* [Work to complete] Your copy should match the entries below exactly, apart from the images.

"""

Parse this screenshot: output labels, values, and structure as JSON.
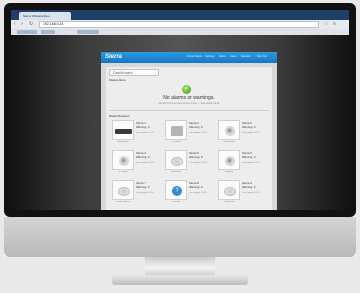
{
  "browser": {
    "tab_title": "Sierra Wireless Dev...",
    "address": "192.168.0.24"
  },
  "app": {
    "logo": "Sierra",
    "nav": [
      "Home Status",
      "Settings",
      "Alerts",
      "Users",
      "Network",
      "Sign Out"
    ],
    "dashboard_label": "Dashboard",
    "summary_label": "Status Here",
    "status_title": "No alarms or warnings.",
    "status_sub": "Monitor 5 of 9 devices across 3 sites — last update 10:24",
    "devices_label": "Client Devices",
    "devices": [
      {
        "caption": "Sierra Router",
        "name": "Sierra 1",
        "status": "Warning: 0",
        "detail": "Last update 10:24",
        "shape": "dev-router"
      },
      {
        "caption": "IP Camera",
        "name": "Sierra 2",
        "status": "Warning: 0",
        "detail": "Last update 10:24",
        "shape": "dev-box"
      },
      {
        "caption": "Sensor Node",
        "name": "Sierra 3",
        "status": "Warning: 0",
        "detail": "Last update 10:24",
        "shape": "dev-camera"
      },
      {
        "caption": "IP Camera",
        "name": "Sierra 4",
        "status": "Warning: 0",
        "detail": "Last update 10:24",
        "shape": "dev-camera"
      },
      {
        "caption": "Sensor Hub",
        "name": "Sierra 5",
        "status": "Warning: 0",
        "detail": "Last update 10:24",
        "shape": "dev-disc"
      },
      {
        "caption": "Gateway",
        "name": "Sierra 6",
        "status": "Warning: 0",
        "detail": "Last update 10:24",
        "shape": "dev-camera"
      },
      {
        "caption": "Smoke Sensor",
        "name": "Sierra 7",
        "status": "Warning: 0",
        "detail": "Last update 10:24",
        "shape": "dev-disc"
      },
      {
        "caption": "Unknown",
        "name": "Sierra 8",
        "status": "Warning: 0",
        "detail": "Last update 10:24",
        "shape": "dev-q"
      },
      {
        "caption": "Thermostat",
        "name": "Sierra 9",
        "status": "Warning: 0",
        "detail": "Last update 10:24",
        "shape": "dev-disc"
      }
    ]
  }
}
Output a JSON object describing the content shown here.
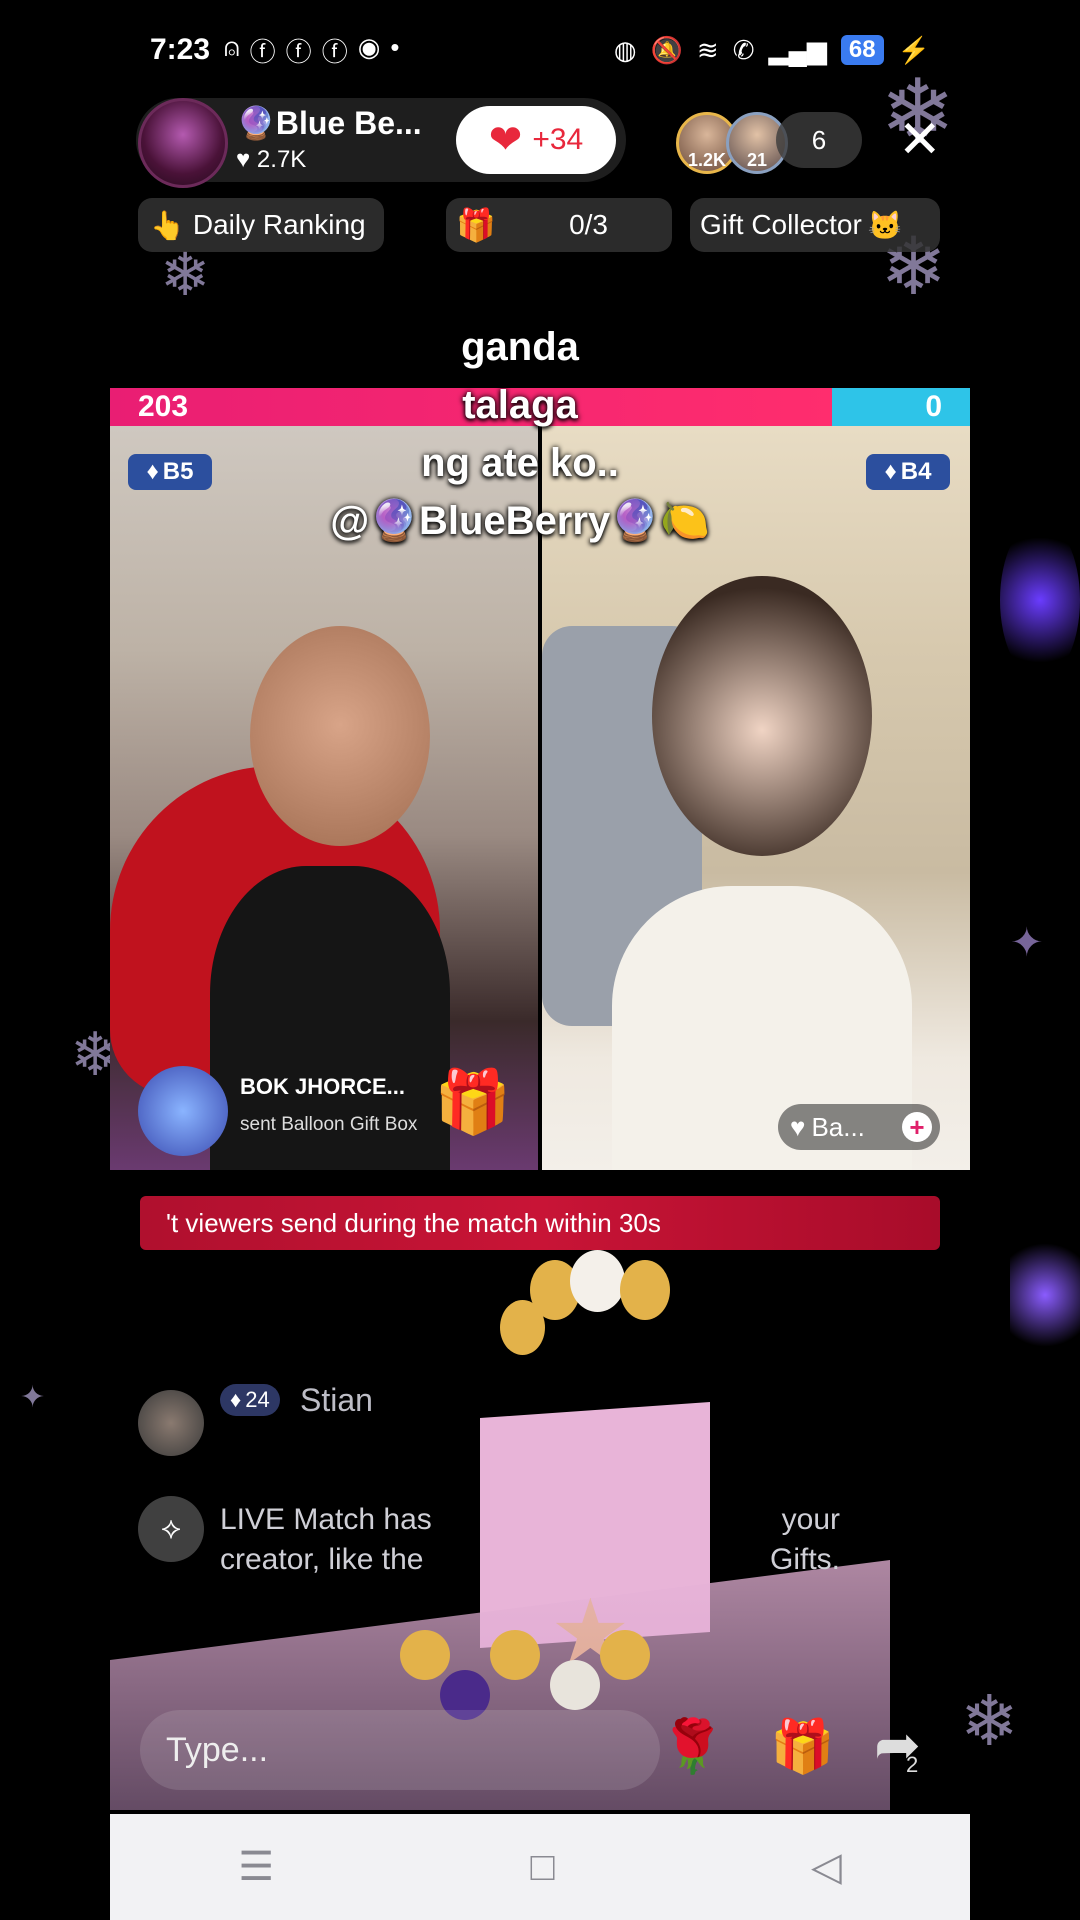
{
  "status_bar": {
    "time": "7:23",
    "battery": "68",
    "left_icons": [
      "person-icon",
      "facebook-icon",
      "facebook-icon",
      "facebook-icon",
      "messenger-icon"
    ],
    "right_icons": [
      "vpn-icon",
      "mute-icon",
      "wifi-icon",
      "call-icon",
      "signal-icon",
      "charging-icon"
    ]
  },
  "host": {
    "name": "🔮Blue Be...",
    "likes": "2.7K",
    "like_count": "+34"
  },
  "viewers": {
    "avatar_1_label": "1.2K",
    "avatar_2_label": "21",
    "count": "6"
  },
  "chips": {
    "daily_ranking": "Daily Ranking",
    "progress": "0/3",
    "gift_collector": "Gift Collector"
  },
  "caption": {
    "line1": "ganda",
    "line2": "talaga",
    "line3": "ng ate ko..",
    "line4": "@🔮BlueBerry🔮🍋"
  },
  "battle": {
    "score_left": "203",
    "score_right": "0",
    "badge_left": "B5",
    "badge_right": "B4",
    "right_name": "Ba...",
    "colors": {
      "left": "#e91e73",
      "right": "#2ec4e8"
    }
  },
  "gift_notice": {
    "sender": "BOK JHORCE...",
    "text": "sent Balloon Gift Box"
  },
  "banner_text": "'t viewers send during the match within 30s",
  "comments": {
    "user_level": "24",
    "user_name": "Stian",
    "live_msg_1": "LIVE Match has",
    "live_msg_1_end": "your",
    "live_msg_2": "creator, like the",
    "live_msg_2_end": "Gifts."
  },
  "input": {
    "placeholder": "Type..."
  },
  "share_count": "2"
}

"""

* [Written response]
Parse this screenshot: output labels, values, and structure as JSON.
{
  "browser": {
    "tab_title": "Sierra Wireless Dev...",
    "address": "192.168.0.24"
  },
  "app": {
    "logo": "Sierra",
    "nav": [
      "Home Status",
      "Settings",
      "Alerts",
      "Users",
      "Network",
      "Sign Out"
    ],
    "dashboard_label": "Dashboard",
    "summary_label": "Status Here",
    "status_title": "No alarms or warnings.",
    "status_sub": "Monitor 5 of 9 devices across 3 sites — last update 10:24",
    "devices_label": "Client Devices",
    "devices": [
      {
        "caption": "Sierra Router",
        "name": "Sierra 1",
        "status": "Warning: 0",
        "detail": "Last update 10:24",
        "shape": "dev-router"
      },
      {
        "caption": "IP Camera",
        "name": "Sierra 2",
        "status": "Warning: 0",
        "detail": "Last update 10:24",
        "shape": "dev-box"
      },
      {
        "caption": "Sensor Node",
        "name": "Sierra 3",
        "status": "Warning: 0",
        "detail": "Last update 10:24",
        "shape": "dev-camera"
      },
      {
        "caption": "IP Camera",
        "name": "Sierra 4",
        "status": "Warning: 0",
        "detail": "Last update 10:24",
        "shape": "dev-camera"
      },
      {
        "caption": "Sensor Hub",
        "name": "Sierra 5",
        "status": "Warning: 0",
        "detail": "Last update 10:24",
        "shape": "dev-disc"
      },
      {
        "caption": "Gateway",
        "name": "Sierra 6",
        "status": "Warning: 0",
        "detail": "Last update 10:24",
        "shape": "dev-camera"
      },
      {
        "caption": "Smoke Sensor",
        "name": "Sierra 7",
        "status": "Warning: 0",
        "detail": "Last update 10:24",
        "shape": "dev-disc"
      },
      {
        "caption": "Unknown",
        "name": "Sierra 8",
        "status": "Warning: 0",
        "detail": "Last update 10:24",
        "shape": "dev-q"
      },
      {
        "caption": "Thermostat",
        "name": "Sierra 9",
        "status": "Warning: 0",
        "detail": "Last update 10:24",
        "shape": "dev-disc"
      }
    ]
  }
}
Output a JSON object describing the content shown here.
{
  "status_bar": {
    "time": "7:23",
    "battery": "68",
    "left_icons": [
      "person-icon",
      "facebook-icon",
      "facebook-icon",
      "facebook-icon",
      "messenger-icon"
    ],
    "right_icons": [
      "vpn-icon",
      "mute-icon",
      "wifi-icon",
      "call-icon",
      "signal-icon",
      "charging-icon"
    ]
  },
  "host": {
    "name": "🔮Blue Be...",
    "likes": "2.7K",
    "like_count": "+34"
  },
  "viewers": {
    "avatar_1_label": "1.2K",
    "avatar_2_label": "21",
    "count": "6"
  },
  "chips": {
    "daily_ranking": "Daily Ranking",
    "progress": "0/3",
    "gift_collector": "Gift Collector"
  },
  "caption": {
    "line1": "ganda",
    "line2": "talaga",
    "line3": "ng ate ko..",
    "line4": "@🔮BlueBerry🔮🍋"
  },
  "battle": {
    "score_left": "203",
    "score_right": "0",
    "badge_left": "B5",
    "badge_right": "B4",
    "right_name": "Ba...",
    "colors": {
      "left": "#e91e73",
      "right": "#2ec4e8"
    }
  },
  "gift_notice": {
    "sender": "BOK JHORCE...",
    "text": "sent Balloon Gift Box"
  },
  "banner_text": "'t viewers send during the match within 30s",
  "comments": {
    "user_level": "24",
    "user_name": "Stian",
    "live_msg_1": "LIVE Match has",
    "live_msg_1_end": "your",
    "live_msg_2": "creator, like the",
    "live_msg_2_end": "Gifts."
  },
  "input": {
    "placeholder": "Type..."
  },
  "share_count": "2"
}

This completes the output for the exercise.